Price negotiations were limited to only the first two days of this week, and no transactions were heard concluded.

“Spot prices have been on a downtrend since mid-March, so buyers are not anxious to buy cargoes this week. They are hoping for lower prices after the long holidays,” a Taiwanese trader said on Tuesday.

Taiwan was on holiday on Wednesday for Children’s Day and on Thursday and Friday for Qingming, or tomb-sweeping day.

“Market participants will come back next week and they will look out for new developments before negotiating for spot cargoes again,” a second Taiwanese trader said.

No major uptick is expected in scrap import prices due to the lull in the downstream rebar market in Taiwan, where demand is said to be lackluster, other sources said.

India imports
Trading activity in the Indian import scrap market will only pick up again if prices drop by at least $10 per tonne in the coming weeks, market sources told Metal Bulletin.

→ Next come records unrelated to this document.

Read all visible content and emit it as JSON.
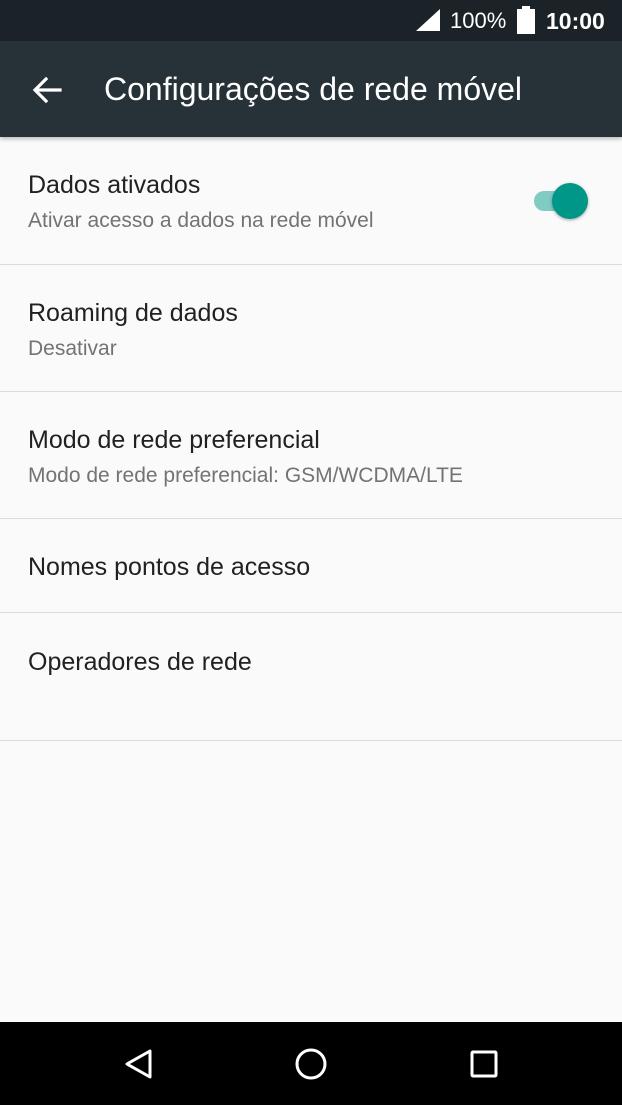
{
  "status_bar": {
    "battery_percent": "100%",
    "time": "10:00",
    "icons": [
      "signal-icon",
      "battery-icon"
    ]
  },
  "app_bar": {
    "title": "Configurações de rede móvel",
    "back_icon": "arrow-left-icon"
  },
  "settings": {
    "items": [
      {
        "label": "Dados ativados",
        "summary": "Ativar acesso a dados na rede móvel",
        "toggle_on": true
      },
      {
        "label": "Roaming de dados",
        "summary": "Desativar"
      },
      {
        "label": "Modo de rede preferencial",
        "summary": "Modo de rede preferencial: GSM/WCDMA/LTE"
      },
      {
        "label": "Nomes pontos de acesso"
      },
      {
        "label": "Operadores de rede"
      }
    ]
  },
  "nav_bar": {
    "icons": [
      "back-triangle-icon",
      "home-circle-icon",
      "recents-square-icon"
    ]
  },
  "colors": {
    "status_bar": "#1b2328",
    "app_bar": "#263238",
    "background": "#fafafa",
    "accent": "#009688",
    "accent_track": "#80cbc4",
    "divider": "#dcdcdc"
  }
}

Disappointing domestic finished steel prices and uncertainty over the Section 232 import tariffs on steel in the US have caused consternation in the Indian scrap markets during recent weeks. Sources said that prices would have to move down further to give consumers the confidence to buy imported scrap.

“People will be back in the market within two weeks. Bangladesh is quiet, Pakistan is also not very active, so Indian prices could fall by $10-15 per tonne,” one seller said.

“I hope that, if prices go down, Indian buyers come into the market,” one consumer said.

“People want to wait until next week, because they think the Turkish market will come down more. There is lots of pressure in the US as well – they haven’t sold to Turkey for [more than] three weeks,” another seller said.

Around 3,000-4,000 tonnes of UK-origin shredded scrap was heard sold at $385 per tonne cfr Nhava Sheva, while a deal for 2,000 tonnes of material was heard at $395 per tonne cfr Kotchi.

One factor pushing Indian scrap prices downward, according to another buyer, is the low comparative cost for direct-reduced iron (DRI), commonly known as sponge iron in India.

“Shredded at $365-370 per tonne cfr would match the sponge iron price, so if there is a $10-15 per tonne correction, there might be more business in India,” he said.

Metal Bulletin’s price assessment for Indian domestic DRI was 21,500-21,700 rupees ($330-333) per tonne ex-works on Friday, up by 300 rupees per tonne compared with 21,200-21,400 per tonne ex-works one week ago.

Turkey domestic
Turkish domestic scrap prices fell at the beginning of the week amid softening imported scrap prices.

Metal Bulletin’s weekly price assessment for domestic auto bundle (DKP grade) scrap in Turkey was TRY1,270-1,500 ($315-372) per tonne delivered, down from last week’s TRY1,300-1,520 per tonne.

A number of steel mills and a major scrapyard reduced their buy prices for material over the week.

Ship scrap prices in the Turkish domestic market followed a similar downward trend.

Lee Allen in London, Mei Ling Toh in New York and Paul Lim in Singapore contributed to this report.